__TASK DESCRIPTION__. Line by line, print the records exactly as they are, dropping the pictures.

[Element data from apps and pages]
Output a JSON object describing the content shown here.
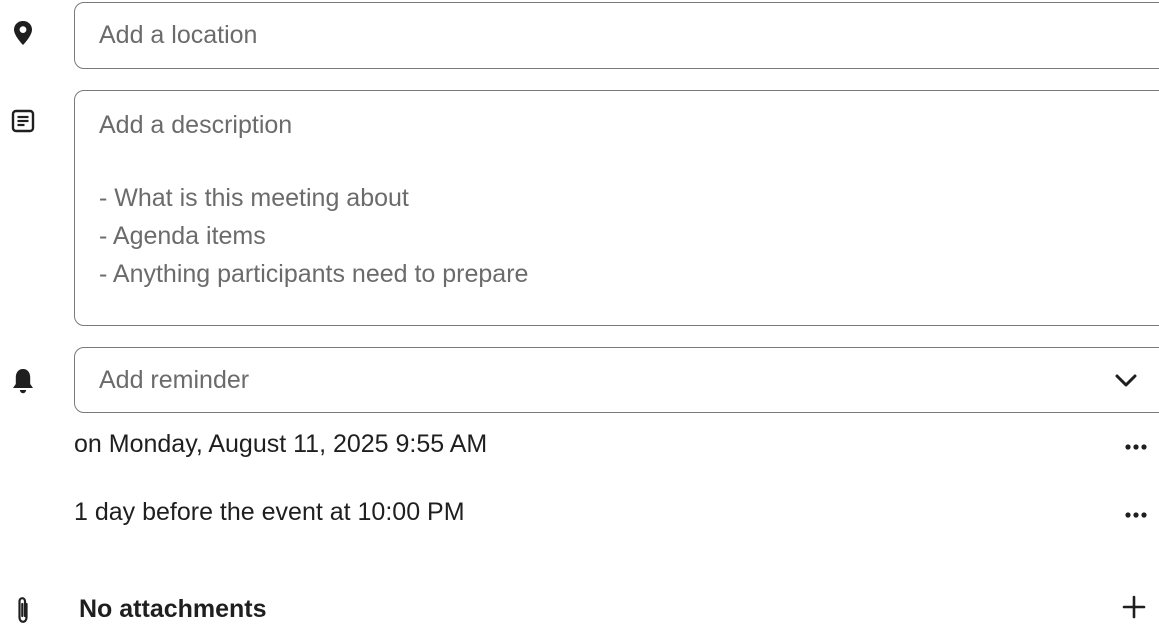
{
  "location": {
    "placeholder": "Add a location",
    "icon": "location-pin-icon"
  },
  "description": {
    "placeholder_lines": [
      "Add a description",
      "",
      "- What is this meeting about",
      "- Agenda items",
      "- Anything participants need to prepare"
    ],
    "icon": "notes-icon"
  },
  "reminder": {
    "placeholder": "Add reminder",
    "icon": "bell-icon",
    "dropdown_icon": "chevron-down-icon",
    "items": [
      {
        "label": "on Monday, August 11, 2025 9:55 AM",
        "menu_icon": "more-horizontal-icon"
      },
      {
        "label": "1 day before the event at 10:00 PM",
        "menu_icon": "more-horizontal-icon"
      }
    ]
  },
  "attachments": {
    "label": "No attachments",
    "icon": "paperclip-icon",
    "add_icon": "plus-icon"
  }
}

__SOLUTION FOR THIS EXERCISE__.
Output a JSON object describing the content shown here.
{
  "location": {
    "placeholder": "Add a location",
    "icon": "location-pin-icon"
  },
  "description": {
    "placeholder_lines": [
      "Add a description",
      "",
      "- What is this meeting about",
      "- Agenda items",
      "- Anything participants need to prepare"
    ],
    "icon": "notes-icon"
  },
  "reminder": {
    "placeholder": "Add reminder",
    "icon": "bell-icon",
    "dropdown_icon": "chevron-down-icon",
    "items": [
      {
        "label": "on Monday, August 11, 2025 9:55 AM",
        "menu_icon": "more-horizontal-icon"
      },
      {
        "label": "1 day before the event at 10:00 PM",
        "menu_icon": "more-horizontal-icon"
      }
    ]
  },
  "attachments": {
    "label": "No attachments",
    "icon": "paperclip-icon",
    "add_icon": "plus-icon"
  }
}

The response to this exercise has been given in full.